the baby boom will be gone, lower mortality rates, greater longevity are pretty much looking like they are going to be the rule forever. >> host: eight tuitele here. if the social security trust fund is solvent until 2035 does that include interest on the fund or is it solvent longer? >> guest: that includes interest on the funds. there are a couple of bending points in the way this calculation works. the first bending point which we passed is the subject of a newspaper article was that the system in terms of cash flow not including interest has gone negative. the second point then would be the interest alone on the trust fund is not enough to enable the trust fund to pay its benefits and at that point we actually start leading into the principal of the trust fund then you get to the final bending point which is we use of the principal and the trust fund is exhausted.
10:57 pm

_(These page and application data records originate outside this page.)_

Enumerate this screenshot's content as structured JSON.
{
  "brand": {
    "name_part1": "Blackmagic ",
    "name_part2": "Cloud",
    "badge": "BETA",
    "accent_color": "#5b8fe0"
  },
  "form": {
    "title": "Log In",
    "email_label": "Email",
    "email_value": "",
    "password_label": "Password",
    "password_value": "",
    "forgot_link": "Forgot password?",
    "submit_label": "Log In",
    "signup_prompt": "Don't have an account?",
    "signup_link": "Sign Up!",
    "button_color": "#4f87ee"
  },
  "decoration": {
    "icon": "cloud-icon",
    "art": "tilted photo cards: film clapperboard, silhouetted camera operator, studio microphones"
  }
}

the value of all the benefits must be constrained to the amount of tax revenue coming in and it is projected that at that point there will have to be an across-the-board benefit cut this isn't new beneficiaries this is all beneficiaries. the 88-year-old widow at that time with everybody else will have to get across the board 20% benefit cut. that is the kind of legislative trust hold like in the debt limit that you don't want to flirt with. >> host: rich republican englewood florida. >> caller: my question is with all of the audio use put into the trust fund itself are they saying it is going to stay solvent until 25 if it is never put back? thank you. >> guest: the statement of

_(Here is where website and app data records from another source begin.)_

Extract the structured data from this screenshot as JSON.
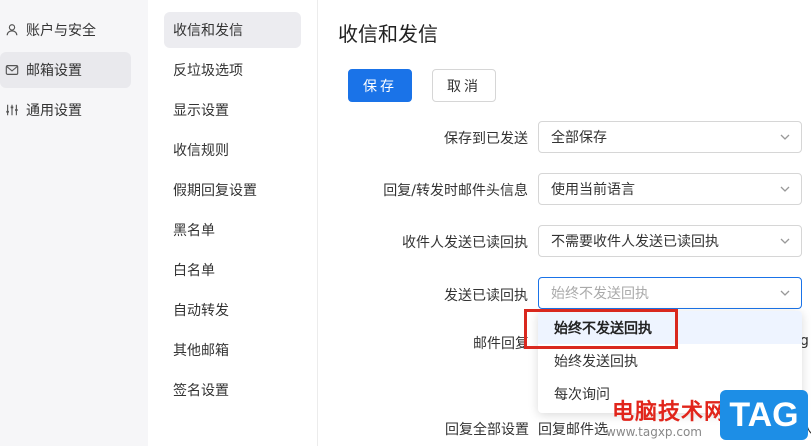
{
  "left_nav": {
    "items": [
      {
        "label": "账户与安全",
        "icon": "user-icon"
      },
      {
        "label": "邮箱设置",
        "icon": "mailbox-icon",
        "active": true
      },
      {
        "label": "通用设置",
        "icon": "sliders-icon"
      }
    ]
  },
  "sub_nav": {
    "items": [
      {
        "label": "收信和发信",
        "active": true
      },
      {
        "label": "反垃圾选项"
      },
      {
        "label": "显示设置"
      },
      {
        "label": "收信规则"
      },
      {
        "label": "假期回复设置"
      },
      {
        "label": "黑名单"
      },
      {
        "label": "白名单"
      },
      {
        "label": "自动转发"
      },
      {
        "label": "其他邮箱"
      },
      {
        "label": "签名设置"
      }
    ]
  },
  "main": {
    "title": "收信和发信",
    "save_label": "保存",
    "cancel_label": "取消",
    "settings": [
      {
        "label": "保存到已发送",
        "value": "全部保存"
      },
      {
        "label": "回复/转发时邮件头信息",
        "value": "使用当前语言"
      },
      {
        "label": "收件人发送已读回执",
        "value": "不需要收件人发送已读回执"
      },
      {
        "label": "发送已读回执",
        "value": "始终不发送回执"
      }
    ],
    "partial_labels": {
      "reply_format": "邮件回复",
      "reply_all": "回复全部设置",
      "reply_all_value": "回复邮件选",
      "right_edge_1": "g",
      "right_edge_2": "人"
    },
    "dropdown_options": [
      {
        "label": "始终不发送回执",
        "selected": true
      },
      {
        "label": "始终发送回执"
      },
      {
        "label": "每次询问"
      }
    ]
  },
  "watermark": {
    "text": "电脑技术网",
    "url": "www.tagxp.com",
    "tag": "TAG"
  },
  "colors": {
    "primary": "#1a73e8",
    "highlight": "#d9281e",
    "watermark_red": "#e1251b",
    "watermark_blue": "#1d8ee6"
  }
}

10:58 pm
solvency with respect to the trust fund is an argument about the accumulated balance that is in the trust fund. that amount is of course subject to variations in the performance of the economy, changes in the size of the population which relates to the longevity of the elderly, the birthrate for the young although when we are looking out 20 years we are pretty certain about what the native population is going to be. it also relates to the rates of immigration. so the 2035 date in terms of the balance that is in the trust fund now is somewhat sensitive to developments but it is a relatively predictable. i think the thrust of your question has more to do the meaning of the trust fund the
10:59 pm
rest of the budget has not been kept in balance or in surplus and that's an economic question and a financial question which is very much at the heart of this debate in washington right now. we want to be sure that the finances of the united states are sound of the obligations can be met. >> host: illinois. >> caller: good morning. i'm 73-years-old. have a couple of comments and a question, sir. first of all social security as of 2009 our congress has borrowed 13,750,000,000,000 out of social security that has never been done since ronald reagan that's when i started if the money was compound with interest we probably have over $4 trillion more. q

89 Views

info Stream Only

Uploaded by TV Archive on